Alternatively, when exclusively considering Elite Smash matchmaking for higher skill level player, Ganondorf is the most popular fighter. Unfortunately for Ganondorf, Sakurai does confirm that his win percentage is a disappointing 47.9%. The Legend of Zelda antagonist can carry players up to Elite Smash matchmaking, but he may not be able to take them much further.
Sakurai spoke to Famitsu to offer some insight into the balance of Super Smash Bros. Ultimate‘s roster of fighters. The popularity of Cloud and Ganondorf was just a product of that interview. Sakurai appears to be quite proud of balance the team has managed with such a huge roster of players. The data he offers shows a broad sort of balance, with no single fighter having a win rate over 60% or a loss rate below 40% in normal matchmaking. Even the oft-considered destroyer of inexperienced players, King K. Rool, only manages a 51.9% win rate.

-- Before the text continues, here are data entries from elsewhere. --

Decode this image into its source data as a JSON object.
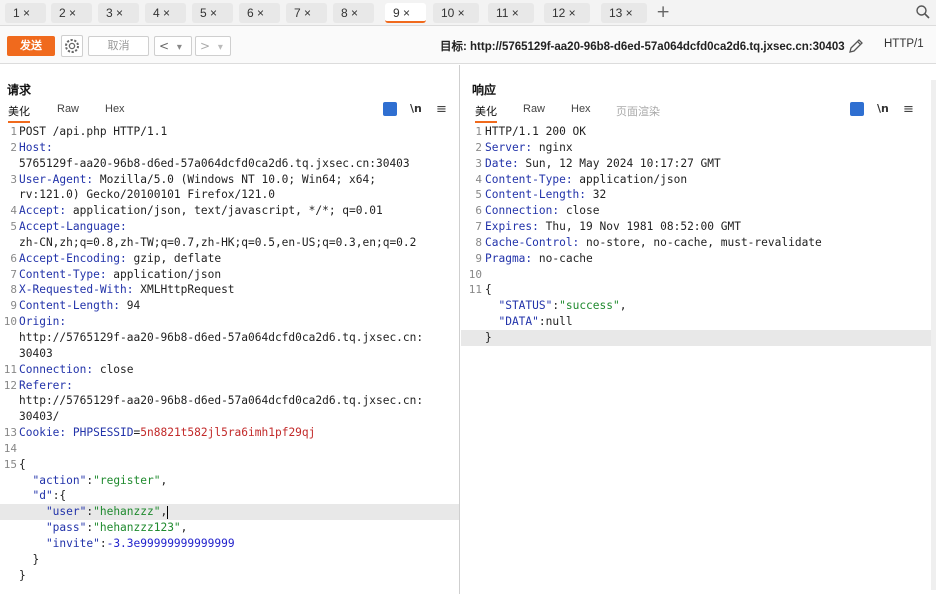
{
  "tabs": [
    {
      "label": "1 ×"
    },
    {
      "label": "2 ×"
    },
    {
      "label": "3 ×"
    },
    {
      "label": "4 ×"
    },
    {
      "label": "5 ×"
    },
    {
      "label": "6 ×"
    },
    {
      "label": "7 ×"
    },
    {
      "label": "8 ×"
    },
    {
      "label": "9 ×"
    },
    {
      "label": "10 ×"
    },
    {
      "label": "11 ×"
    },
    {
      "label": "12 ×"
    },
    {
      "label": "13 ×"
    }
  ],
  "active_tab": "9",
  "toolbar": {
    "send_label": "发送",
    "cancel_label": "取消",
    "back_label": "<",
    "forward_label": ">",
    "dropdown_label": "▾",
    "target": "目标: http://5765129f-aa20-96b8-d6ed-57a064dcfd0ca2d6.tq.jxsec.cn:30403",
    "http_version": "HTTP/1"
  },
  "request": {
    "title": "请求",
    "tabs": [
      "美化",
      "Raw",
      "Hex"
    ],
    "ln_label": "\\n",
    "lines": [
      {
        "n": "1",
        "parts": [
          {
            "t": "POST /api.php HTTP/1.1",
            "c": "v"
          }
        ]
      },
      {
        "n": "2",
        "parts": [
          {
            "t": "Host:",
            "c": "k"
          }
        ]
      },
      {
        "n": "",
        "parts": [
          {
            "t": "5765129f-aa20-96b8-d6ed-57a064dcfd0ca2d6.tq.jxsec.cn:30403",
            "c": "v"
          }
        ]
      },
      {
        "n": "3",
        "parts": [
          {
            "t": "User-Agent:",
            "c": "k"
          },
          {
            "t": " Mozilla/5.0 (Windows NT 10.0; Win64; x64;",
            "c": "v"
          }
        ]
      },
      {
        "n": "",
        "parts": [
          {
            "t": "rv:121.0) Gecko/20100101 Firefox/121.0",
            "c": "v"
          }
        ]
      },
      {
        "n": "4",
        "parts": [
          {
            "t": "Accept:",
            "c": "k"
          },
          {
            "t": " application/json, text/javascript, */*; q=0.01",
            "c": "v"
          }
        ]
      },
      {
        "n": "5",
        "parts": [
          {
            "t": "Accept-Language:",
            "c": "k"
          }
        ]
      },
      {
        "n": "",
        "parts": [
          {
            "t": "zh-CN,zh;q=0.8,zh-TW;q=0.7,zh-HK;q=0.5,en-US;q=0.3,en;q=0.2",
            "c": "v"
          }
        ]
      },
      {
        "n": "6",
        "parts": [
          {
            "t": "Accept-Encoding:",
            "c": "k"
          },
          {
            "t": " gzip, deflate",
            "c": "v"
          }
        ]
      },
      {
        "n": "7",
        "parts": [
          {
            "t": "Content-Type:",
            "c": "k"
          },
          {
            "t": " application/json",
            "c": "v"
          }
        ]
      },
      {
        "n": "8",
        "parts": [
          {
            "t": "X-Requested-With:",
            "c": "k"
          },
          {
            "t": " XMLHttpRequest",
            "c": "v"
          }
        ]
      },
      {
        "n": "9",
        "parts": [
          {
            "t": "Content-Length:",
            "c": "k"
          },
          {
            "t": " 94",
            "c": "v"
          }
        ]
      },
      {
        "n": "10",
        "parts": [
          {
            "t": "Origin:",
            "c": "k"
          }
        ]
      },
      {
        "n": "",
        "parts": [
          {
            "t": "http://5765129f-aa20-96b8-d6ed-57a064dcfd0ca2d6.tq.jxsec.cn:",
            "c": "v"
          }
        ]
      },
      {
        "n": "",
        "parts": [
          {
            "t": "30403",
            "c": "v"
          }
        ]
      },
      {
        "n": "11",
        "parts": [
          {
            "t": "Connection:",
            "c": "k"
          },
          {
            "t": " close",
            "c": "v"
          }
        ]
      },
      {
        "n": "12",
        "parts": [
          {
            "t": "Referer:",
            "c": "k"
          }
        ]
      },
      {
        "n": "",
        "parts": [
          {
            "t": "http://5765129f-aa20-96b8-d6ed-57a064dcfd0ca2d6.tq.jxsec.cn:",
            "c": "v"
          }
        ]
      },
      {
        "n": "",
        "parts": [
          {
            "t": "30403/",
            "c": "v"
          }
        ]
      },
      {
        "n": "13",
        "parts": [
          {
            "t": "Cookie:",
            "c": "k"
          },
          {
            "t": " PHPSESSID",
            "c": "k"
          },
          {
            "t": "=",
            "c": "v"
          },
          {
            "t": "5n8821t582jl5ra6imh1pf29qj",
            "c": "red"
          }
        ]
      },
      {
        "n": "14",
        "parts": []
      },
      {
        "n": "15",
        "parts": [
          {
            "t": "{",
            "c": "v"
          }
        ]
      },
      {
        "n": "",
        "parts": [
          {
            "t": "  \"action\"",
            "c": "k"
          },
          {
            "t": ":",
            "c": "v"
          },
          {
            "t": "\"register\"",
            "c": "s"
          },
          {
            "t": ",",
            "c": "v"
          }
        ]
      },
      {
        "n": "",
        "parts": [
          {
            "t": "  \"d\"",
            "c": "k"
          },
          {
            "t": ":{",
            "c": "v"
          }
        ]
      },
      {
        "n": "",
        "hl": true,
        "cursor": true,
        "parts": [
          {
            "t": "    \"user\"",
            "c": "k"
          },
          {
            "t": ":",
            "c": "v"
          },
          {
            "t": "\"hehanzzz\"",
            "c": "s"
          },
          {
            "t": ",",
            "c": "v"
          }
        ]
      },
      {
        "n": "",
        "parts": [
          {
            "t": "    \"pass\"",
            "c": "k"
          },
          {
            "t": ":",
            "c": "v"
          },
          {
            "t": "\"hehanzzz123\"",
            "c": "s"
          },
          {
            "t": ",",
            "c": "v"
          }
        ]
      },
      {
        "n": "",
        "parts": [
          {
            "t": "    \"invite\"",
            "c": "k"
          },
          {
            "t": ":",
            "c": "v"
          },
          {
            "t": "-3.3e99999999999999",
            "c": "n"
          }
        ]
      },
      {
        "n": "",
        "parts": [
          {
            "t": "  }",
            "c": "v"
          }
        ]
      },
      {
        "n": "",
        "parts": [
          {
            "t": "}",
            "c": "v"
          }
        ]
      }
    ]
  },
  "response": {
    "title": "响应",
    "tabs": [
      "美化",
      "Raw",
      "Hex",
      "页面渲染"
    ],
    "ln_label": "\\n",
    "lines": [
      {
        "n": "1",
        "parts": [
          {
            "t": "HTTP/1.1 200 OK",
            "c": "v"
          }
        ]
      },
      {
        "n": "2",
        "parts": [
          {
            "t": "Server:",
            "c": "k"
          },
          {
            "t": " nginx",
            "c": "v"
          }
        ]
      },
      {
        "n": "3",
        "parts": [
          {
            "t": "Date:",
            "c": "k"
          },
          {
            "t": " Sun, 12 May 2024 10:17:27 GMT",
            "c": "v"
          }
        ]
      },
      {
        "n": "4",
        "parts": [
          {
            "t": "Content-Type:",
            "c": "k"
          },
          {
            "t": " application/json",
            "c": "v"
          }
        ]
      },
      {
        "n": "5",
        "parts": [
          {
            "t": "Content-Length:",
            "c": "k"
          },
          {
            "t": " 32",
            "c": "v"
          }
        ]
      },
      {
        "n": "6",
        "parts": [
          {
            "t": "Connection:",
            "c": "k"
          },
          {
            "t": " close",
            "c": "v"
          }
        ]
      },
      {
        "n": "7",
        "parts": [
          {
            "t": "Expires:",
            "c": "k"
          },
          {
            "t": " Thu, 19 Nov 1981 08:52:00 GMT",
            "c": "v"
          }
        ]
      },
      {
        "n": "8",
        "parts": [
          {
            "t": "Cache-Control:",
            "c": "k"
          },
          {
            "t": " no-store, no-cache, must-revalidate",
            "c": "v"
          }
        ]
      },
      {
        "n": "9",
        "parts": [
          {
            "t": "Pragma:",
            "c": "k"
          },
          {
            "t": " no-cache",
            "c": "v"
          }
        ]
      },
      {
        "n": "10",
        "parts": []
      },
      {
        "n": "11",
        "parts": [
          {
            "t": "{",
            "c": "v"
          }
        ]
      },
      {
        "n": "",
        "parts": [
          {
            "t": "  \"STATUS\"",
            "c": "k"
          },
          {
            "t": ":",
            "c": "v"
          },
          {
            "t": "\"success\"",
            "c": "s"
          },
          {
            "t": ",",
            "c": "v"
          }
        ]
      },
      {
        "n": "",
        "parts": [
          {
            "t": "  \"DATA\"",
            "c": "k"
          },
          {
            "t": ":null",
            "c": "v"
          }
        ]
      },
      {
        "n": "",
        "hl": true,
        "parts": [
          {
            "t": "}",
            "c": "v"
          }
        ]
      }
    ]
  },
  "colors": {
    "accent": "#f06a1d",
    "header_key": "#2233aa",
    "string": "#1f8a2e",
    "number": "#2222cc",
    "cookie_value": "#c22a2a"
  }
}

The Elite Smash win and loss rates are even closer together, with a 56.8% high and a 43.7% low. Sakurai doesn’t offer the names of fighters that are at the top or bottom. It seems to him that the game may not even need a balance adjustment at all:
“If we look just at battle data, it seems like there’s no reason to tune the game at all. However, if we don’t tweak things just a little bit, there are probably some people out there who are going to feel stressed out. So for now I’m waiting for opinions of the team in charge of adjustments.”
To be fair, while it absolutely is impressive that no single fighter is extremely strong or weak straight out of Super Smash Bros. Ultimate‘s launch, the win/loss percentages are definitely a bit beyond what a high-level competitive game player might find acceptable. So long as no fighter is too strong, and a diverse range of fighters can be competitive, the tournament scene should flourish. Don’t be surprised to see a lot of Cloud and Ganondorf players, though.
Super Smash Bros. Ultimate is available now exclusively on the Nintendo Switch.